The problem:
What this exercise calls for is an exact copy of the data.

Items listed in a dataset:

- - -

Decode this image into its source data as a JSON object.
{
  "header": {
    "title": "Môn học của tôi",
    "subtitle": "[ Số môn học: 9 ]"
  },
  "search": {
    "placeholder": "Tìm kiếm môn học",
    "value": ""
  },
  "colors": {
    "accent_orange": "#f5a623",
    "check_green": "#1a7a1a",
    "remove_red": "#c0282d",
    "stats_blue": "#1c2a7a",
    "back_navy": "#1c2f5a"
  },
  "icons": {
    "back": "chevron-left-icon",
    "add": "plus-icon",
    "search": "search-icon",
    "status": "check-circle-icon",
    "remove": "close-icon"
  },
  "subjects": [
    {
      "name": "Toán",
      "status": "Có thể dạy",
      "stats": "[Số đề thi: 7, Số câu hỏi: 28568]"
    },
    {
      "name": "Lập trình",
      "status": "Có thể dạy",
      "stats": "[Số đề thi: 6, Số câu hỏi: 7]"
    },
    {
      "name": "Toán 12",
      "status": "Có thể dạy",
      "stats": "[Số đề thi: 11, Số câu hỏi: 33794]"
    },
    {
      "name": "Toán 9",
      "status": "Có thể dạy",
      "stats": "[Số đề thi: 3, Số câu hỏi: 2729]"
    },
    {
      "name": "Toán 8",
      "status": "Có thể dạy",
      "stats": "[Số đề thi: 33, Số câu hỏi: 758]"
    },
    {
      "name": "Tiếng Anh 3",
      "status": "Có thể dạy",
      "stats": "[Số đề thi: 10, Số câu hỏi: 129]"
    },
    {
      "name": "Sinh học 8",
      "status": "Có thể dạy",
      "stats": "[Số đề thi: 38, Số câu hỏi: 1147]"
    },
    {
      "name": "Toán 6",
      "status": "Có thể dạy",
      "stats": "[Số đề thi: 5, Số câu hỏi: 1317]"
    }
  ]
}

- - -

Expected answer:
Decode this image into its source data as a JSON object.
{
  "header": {
    "title": "Môn học của tôi",
    "subtitle": "[ Số môn học: 9 ]"
  },
  "search": {
    "placeholder": "Tìm kiếm môn học",
    "value": ""
  },
  "colors": {
    "accent_orange": "#f5a623",
    "check_green": "#1a7a1a",
    "remove_red": "#c0282d",
    "stats_blue": "#1c2a7a",
    "back_navy": "#1c2f5a"
  },
  "icons": {
    "back": "chevron-left-icon",
    "add": "plus-icon",
    "search": "search-icon",
    "status": "check-circle-icon",
    "remove": "close-icon"
  },
  "subjects": [
    {
      "name": "Toán",
      "status": "Có thể dạy",
      "stats": "[Số đề thi: 7, Số câu hỏi: 28568]"
    },
    {
      "name": "Lập trình",
      "status": "Có thể dạy",
      "stats": "[Số đề thi: 6, Số câu hỏi: 7]"
    },
    {
      "name": "Toán 12",
      "status": "Có thể dạy",
      "stats": "[Số đề thi: 11, Số câu hỏi: 33794]"
    },
    {
      "name": "Toán 9",
      "status": "Có thể dạy",
      "stats": "[Số đề thi: 3, Số câu hỏi: 2729]"
    },
    {
      "name": "Toán 8",
      "status": "Có thể dạy",
      "stats": "[Số đề thi: 33, Số câu hỏi: 758]"
    },
    {
      "name": "Tiếng Anh 3",
      "status": "Có thể dạy",
      "stats": "[Số đề thi: 10, Số câu hỏi: 129]"
    },
    {
      "name": "Sinh học 8",
      "status": "Có thể dạy",
      "stats": "[Số đề thi: 38, Số câu hỏi: 1147]"
    },
    {
      "name": "Toán 6",
      "status": "Có thể dạy",
      "stats": "[Số đề thi: 5, Số câu hỏi: 1317]"
    }
  ]
}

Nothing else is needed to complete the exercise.